|1997 SPx #45 Gold|
This is the rarest of the 1997 SPx Griffey rainbow that I have, and it’s a looker. There is only one rarer, the Grand Finale parallel, which is similar to the Gold parallel but with a gold front hologram where this one is silver. It is in an unnumbered edition of 50, a very tough get for a parallel from 1997. Grand Finale parallels command top-dollar, especially the Griffey, but if you ask me they seem kind of thankless. An un-signed, unnumbered card with a tiny part in gold instead of silver doesn’t seem like enough to justify the expense. There’s one on eBay as I write this with a $1500.00 BIN, and while I am sure it will sell for far below $1000, it will still be too much for such a small difference.
Of course I still totally want one.
|1997 SPx Bound For Glory #19 #/1500|
This thing is awesome. HUGE field of gold etched-foil behind SuperGriffey who’s soaring through space probably to make some gravity-defying save at the wall. We have a flipped-up shades portrait on the back bathed in golden late-afternoon sunlight and a perfect combination of gold and Mariner green. Plus we have a big ol’ motherfriggin’ backwards cap holo-portrait.
I’ll say it again: backwards cap holo-portrait!
Masterpiece. Given the constraints on the design from the die-cutting, I don’t think this insert could possibly have been done any better short of having a hundred dollar bill stapled to it. Bravo.
Oh, wait – there’s an autographed version of this card #/250. Guess you can do it better. Dang, I need that card.
|1997 SPx Cornerstones of the Game #1 #/500 (w/ Barry Bonds)|
At only 500 produced these Cornerstones cards are rare pulls for this early in serial-numbered inserts. Some of the pairings are really amazing, too. They gave us a Pudge with Piazza, a Maddux with Chipper, and even an A-Rod with Jeter. Pretty cool.

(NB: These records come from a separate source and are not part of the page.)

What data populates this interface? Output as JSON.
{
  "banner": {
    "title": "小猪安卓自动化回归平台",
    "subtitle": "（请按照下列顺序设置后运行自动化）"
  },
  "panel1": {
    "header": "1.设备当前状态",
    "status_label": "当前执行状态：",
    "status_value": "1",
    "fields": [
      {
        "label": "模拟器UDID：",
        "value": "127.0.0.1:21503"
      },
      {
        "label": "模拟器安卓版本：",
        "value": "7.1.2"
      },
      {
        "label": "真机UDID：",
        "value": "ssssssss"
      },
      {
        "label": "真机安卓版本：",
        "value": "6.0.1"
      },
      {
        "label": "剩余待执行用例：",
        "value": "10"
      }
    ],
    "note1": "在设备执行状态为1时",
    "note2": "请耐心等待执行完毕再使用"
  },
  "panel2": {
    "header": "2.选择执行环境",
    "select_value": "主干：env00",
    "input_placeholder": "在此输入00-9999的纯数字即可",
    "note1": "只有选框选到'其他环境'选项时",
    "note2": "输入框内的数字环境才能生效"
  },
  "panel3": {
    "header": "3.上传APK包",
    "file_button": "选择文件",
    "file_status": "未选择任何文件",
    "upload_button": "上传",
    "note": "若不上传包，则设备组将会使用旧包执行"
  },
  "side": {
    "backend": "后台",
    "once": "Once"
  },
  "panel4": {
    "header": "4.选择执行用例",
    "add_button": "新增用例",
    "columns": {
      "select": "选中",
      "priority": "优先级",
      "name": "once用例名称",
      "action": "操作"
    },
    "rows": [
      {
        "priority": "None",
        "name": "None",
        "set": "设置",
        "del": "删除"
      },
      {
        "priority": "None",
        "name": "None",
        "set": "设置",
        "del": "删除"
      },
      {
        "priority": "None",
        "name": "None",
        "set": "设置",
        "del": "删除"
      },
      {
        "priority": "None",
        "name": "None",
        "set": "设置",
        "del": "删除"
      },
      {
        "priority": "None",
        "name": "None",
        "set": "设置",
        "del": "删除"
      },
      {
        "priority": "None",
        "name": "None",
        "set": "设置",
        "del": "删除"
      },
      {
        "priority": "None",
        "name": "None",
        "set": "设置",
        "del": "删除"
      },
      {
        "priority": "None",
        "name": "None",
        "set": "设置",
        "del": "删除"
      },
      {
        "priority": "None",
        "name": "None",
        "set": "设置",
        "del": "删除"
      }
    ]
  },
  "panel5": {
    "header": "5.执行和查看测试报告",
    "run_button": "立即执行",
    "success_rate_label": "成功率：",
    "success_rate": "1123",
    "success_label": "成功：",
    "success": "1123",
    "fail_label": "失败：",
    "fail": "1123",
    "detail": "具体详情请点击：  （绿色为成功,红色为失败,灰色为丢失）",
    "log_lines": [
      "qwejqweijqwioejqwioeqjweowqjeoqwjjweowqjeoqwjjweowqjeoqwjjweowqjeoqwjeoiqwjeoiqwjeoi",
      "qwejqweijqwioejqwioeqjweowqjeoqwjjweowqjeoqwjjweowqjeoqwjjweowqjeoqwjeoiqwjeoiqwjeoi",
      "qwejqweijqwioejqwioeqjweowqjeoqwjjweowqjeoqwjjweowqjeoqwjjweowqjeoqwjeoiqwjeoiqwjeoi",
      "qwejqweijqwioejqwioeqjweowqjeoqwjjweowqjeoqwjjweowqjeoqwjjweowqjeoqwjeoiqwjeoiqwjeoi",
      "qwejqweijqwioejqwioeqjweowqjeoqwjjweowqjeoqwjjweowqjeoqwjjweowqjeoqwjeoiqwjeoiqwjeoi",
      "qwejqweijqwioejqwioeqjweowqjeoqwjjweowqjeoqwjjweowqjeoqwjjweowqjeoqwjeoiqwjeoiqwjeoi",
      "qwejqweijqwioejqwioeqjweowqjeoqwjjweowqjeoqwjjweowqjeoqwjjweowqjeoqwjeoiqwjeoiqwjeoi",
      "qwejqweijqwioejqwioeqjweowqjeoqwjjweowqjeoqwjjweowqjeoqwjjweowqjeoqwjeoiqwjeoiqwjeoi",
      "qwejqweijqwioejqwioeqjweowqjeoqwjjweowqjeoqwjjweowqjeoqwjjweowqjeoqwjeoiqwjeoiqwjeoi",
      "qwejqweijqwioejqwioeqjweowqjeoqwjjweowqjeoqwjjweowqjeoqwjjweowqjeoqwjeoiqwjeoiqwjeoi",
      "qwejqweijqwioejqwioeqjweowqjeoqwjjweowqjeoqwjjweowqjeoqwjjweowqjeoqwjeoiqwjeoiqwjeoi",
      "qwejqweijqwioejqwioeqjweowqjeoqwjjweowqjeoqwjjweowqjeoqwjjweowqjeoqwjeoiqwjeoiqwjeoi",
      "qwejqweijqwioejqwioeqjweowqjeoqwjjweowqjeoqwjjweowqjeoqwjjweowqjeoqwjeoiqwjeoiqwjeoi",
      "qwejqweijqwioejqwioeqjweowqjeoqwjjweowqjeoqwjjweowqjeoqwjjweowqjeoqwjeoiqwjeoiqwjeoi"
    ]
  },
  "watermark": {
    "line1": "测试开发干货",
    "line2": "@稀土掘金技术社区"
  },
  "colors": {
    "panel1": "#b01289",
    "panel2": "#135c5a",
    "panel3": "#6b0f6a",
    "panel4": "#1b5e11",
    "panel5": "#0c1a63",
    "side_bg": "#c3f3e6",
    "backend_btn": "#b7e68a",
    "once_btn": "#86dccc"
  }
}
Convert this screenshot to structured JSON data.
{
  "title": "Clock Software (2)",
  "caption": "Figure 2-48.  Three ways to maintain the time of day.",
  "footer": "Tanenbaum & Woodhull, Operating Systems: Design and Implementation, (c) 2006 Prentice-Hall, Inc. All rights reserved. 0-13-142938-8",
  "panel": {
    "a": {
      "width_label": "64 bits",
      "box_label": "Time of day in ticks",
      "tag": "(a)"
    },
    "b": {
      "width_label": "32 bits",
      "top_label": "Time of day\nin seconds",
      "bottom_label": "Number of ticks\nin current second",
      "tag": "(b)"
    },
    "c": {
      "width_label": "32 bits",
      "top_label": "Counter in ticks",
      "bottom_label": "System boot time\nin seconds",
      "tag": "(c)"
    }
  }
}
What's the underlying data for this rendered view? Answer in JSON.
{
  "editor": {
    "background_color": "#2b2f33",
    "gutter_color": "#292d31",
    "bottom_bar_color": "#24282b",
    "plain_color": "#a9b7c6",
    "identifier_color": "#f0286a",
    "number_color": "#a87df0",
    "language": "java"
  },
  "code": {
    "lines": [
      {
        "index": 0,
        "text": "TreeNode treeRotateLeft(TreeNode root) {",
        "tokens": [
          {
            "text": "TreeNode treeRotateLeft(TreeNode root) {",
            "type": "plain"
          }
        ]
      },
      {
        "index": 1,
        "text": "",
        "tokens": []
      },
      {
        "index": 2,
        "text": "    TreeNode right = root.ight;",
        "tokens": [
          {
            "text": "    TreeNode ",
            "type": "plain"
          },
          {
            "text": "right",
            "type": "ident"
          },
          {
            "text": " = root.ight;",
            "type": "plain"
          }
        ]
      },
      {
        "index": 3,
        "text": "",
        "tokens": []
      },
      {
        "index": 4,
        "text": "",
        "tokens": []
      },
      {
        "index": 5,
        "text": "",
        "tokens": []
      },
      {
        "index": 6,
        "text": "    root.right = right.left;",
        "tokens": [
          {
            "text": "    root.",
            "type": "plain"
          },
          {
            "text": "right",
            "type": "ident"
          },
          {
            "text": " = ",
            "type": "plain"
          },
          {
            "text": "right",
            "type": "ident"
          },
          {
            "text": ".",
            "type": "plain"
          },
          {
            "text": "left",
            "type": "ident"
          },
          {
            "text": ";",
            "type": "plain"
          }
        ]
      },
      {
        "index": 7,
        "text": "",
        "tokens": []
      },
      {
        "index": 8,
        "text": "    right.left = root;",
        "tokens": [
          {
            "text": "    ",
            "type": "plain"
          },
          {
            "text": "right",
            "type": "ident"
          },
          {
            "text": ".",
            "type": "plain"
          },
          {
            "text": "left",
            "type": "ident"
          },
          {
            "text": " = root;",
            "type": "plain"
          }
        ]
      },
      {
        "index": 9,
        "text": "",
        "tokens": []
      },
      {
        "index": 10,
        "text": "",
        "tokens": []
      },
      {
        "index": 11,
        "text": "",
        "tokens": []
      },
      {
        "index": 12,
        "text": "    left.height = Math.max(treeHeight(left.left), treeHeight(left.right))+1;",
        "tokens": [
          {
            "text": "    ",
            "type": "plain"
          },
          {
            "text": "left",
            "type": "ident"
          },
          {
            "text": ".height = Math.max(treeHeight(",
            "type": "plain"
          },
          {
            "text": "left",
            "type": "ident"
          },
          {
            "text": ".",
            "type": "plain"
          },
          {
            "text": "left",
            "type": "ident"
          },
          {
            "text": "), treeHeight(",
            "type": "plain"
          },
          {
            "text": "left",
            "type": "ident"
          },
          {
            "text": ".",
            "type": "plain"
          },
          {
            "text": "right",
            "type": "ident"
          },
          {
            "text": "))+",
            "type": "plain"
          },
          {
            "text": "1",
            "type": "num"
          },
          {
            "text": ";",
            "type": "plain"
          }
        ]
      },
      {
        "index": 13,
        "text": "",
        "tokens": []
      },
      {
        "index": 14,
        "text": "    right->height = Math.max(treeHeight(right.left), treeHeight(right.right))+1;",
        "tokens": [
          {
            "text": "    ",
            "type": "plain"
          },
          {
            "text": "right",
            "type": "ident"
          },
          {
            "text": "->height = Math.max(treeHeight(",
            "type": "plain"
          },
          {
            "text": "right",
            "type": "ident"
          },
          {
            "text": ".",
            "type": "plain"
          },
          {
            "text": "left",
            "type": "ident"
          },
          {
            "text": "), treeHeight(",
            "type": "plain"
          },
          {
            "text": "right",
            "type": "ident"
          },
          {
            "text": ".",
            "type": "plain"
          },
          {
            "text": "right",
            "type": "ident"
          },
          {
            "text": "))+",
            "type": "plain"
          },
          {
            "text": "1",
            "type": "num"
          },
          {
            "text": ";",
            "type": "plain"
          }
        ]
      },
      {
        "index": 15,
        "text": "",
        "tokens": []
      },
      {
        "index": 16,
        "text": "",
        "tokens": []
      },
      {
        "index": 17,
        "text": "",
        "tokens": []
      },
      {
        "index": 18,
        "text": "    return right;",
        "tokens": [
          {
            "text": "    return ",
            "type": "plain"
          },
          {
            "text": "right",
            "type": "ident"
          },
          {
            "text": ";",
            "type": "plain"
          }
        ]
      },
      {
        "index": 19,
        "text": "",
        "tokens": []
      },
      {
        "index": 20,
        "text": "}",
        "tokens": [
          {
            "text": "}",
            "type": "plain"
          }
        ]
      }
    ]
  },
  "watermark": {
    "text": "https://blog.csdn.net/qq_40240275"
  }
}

Then there’s this card where Junior, one of the all-time heroes of the game, got stuck with one of its biggest anti-heroes. Harumph. The design is great – a pair of holofoil portraits with a large side-mounted swing shot featuring a solo Junior (at least they got that part right) over an extra-trippy field of black and gold etched foil. Then again, Barry Bonds is on it, making me resent how much I like this card.
As if the parallel confusion wasn’t enough, there is a #/500 insert called SPx Force that looks an awful lot like it should be an SPx card, but it’s actually from Upper Deck’s SP brand. Take a look:
You can see where the confusion may come in.
Here are the Griffeys I still need from 1997 SPx:
#45 Grand Finale /50
Bound for Glory Supreme Signatures #2 #/250
Just the two rare ones as you can see. While it would be nice to track down a reasonably-priced Grand Finale, I’m not really itching for one. What I’d love is one of those Bound for Glory autos as, being signed and all, their value seems less abstract.
I'm back, y'all!